[[ Provided material, beginning ]]

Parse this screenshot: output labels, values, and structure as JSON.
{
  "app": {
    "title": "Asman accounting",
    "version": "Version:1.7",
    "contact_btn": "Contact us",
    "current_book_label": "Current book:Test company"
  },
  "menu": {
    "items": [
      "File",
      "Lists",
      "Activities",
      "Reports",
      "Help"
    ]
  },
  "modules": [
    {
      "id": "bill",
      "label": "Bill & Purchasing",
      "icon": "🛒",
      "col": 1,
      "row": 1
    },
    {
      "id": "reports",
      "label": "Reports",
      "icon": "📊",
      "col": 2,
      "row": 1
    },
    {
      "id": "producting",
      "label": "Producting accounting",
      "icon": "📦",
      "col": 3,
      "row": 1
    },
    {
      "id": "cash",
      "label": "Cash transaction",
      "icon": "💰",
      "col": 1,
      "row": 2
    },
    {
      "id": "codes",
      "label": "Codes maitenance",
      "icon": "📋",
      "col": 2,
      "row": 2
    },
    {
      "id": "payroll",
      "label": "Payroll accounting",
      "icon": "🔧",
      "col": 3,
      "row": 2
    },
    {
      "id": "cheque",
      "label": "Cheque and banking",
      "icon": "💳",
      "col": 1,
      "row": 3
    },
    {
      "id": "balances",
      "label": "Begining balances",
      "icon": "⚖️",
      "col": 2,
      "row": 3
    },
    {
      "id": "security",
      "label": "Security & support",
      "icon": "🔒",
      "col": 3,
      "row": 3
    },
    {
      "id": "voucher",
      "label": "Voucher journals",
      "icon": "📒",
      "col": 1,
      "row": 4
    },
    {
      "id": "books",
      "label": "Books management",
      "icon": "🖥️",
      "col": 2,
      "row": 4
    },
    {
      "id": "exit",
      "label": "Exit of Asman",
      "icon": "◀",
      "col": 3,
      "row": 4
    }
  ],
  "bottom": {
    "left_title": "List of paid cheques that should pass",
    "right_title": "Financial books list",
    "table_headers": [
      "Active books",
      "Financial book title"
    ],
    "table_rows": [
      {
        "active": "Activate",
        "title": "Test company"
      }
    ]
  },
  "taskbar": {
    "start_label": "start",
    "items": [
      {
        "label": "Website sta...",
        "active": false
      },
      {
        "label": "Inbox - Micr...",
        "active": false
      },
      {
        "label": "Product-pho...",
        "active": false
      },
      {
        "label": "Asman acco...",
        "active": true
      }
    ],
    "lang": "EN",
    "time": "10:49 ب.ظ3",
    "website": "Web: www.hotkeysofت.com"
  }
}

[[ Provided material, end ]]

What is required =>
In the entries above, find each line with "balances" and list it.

Completed exercise =>
      "id": "balances",
      "label": "Begining balances",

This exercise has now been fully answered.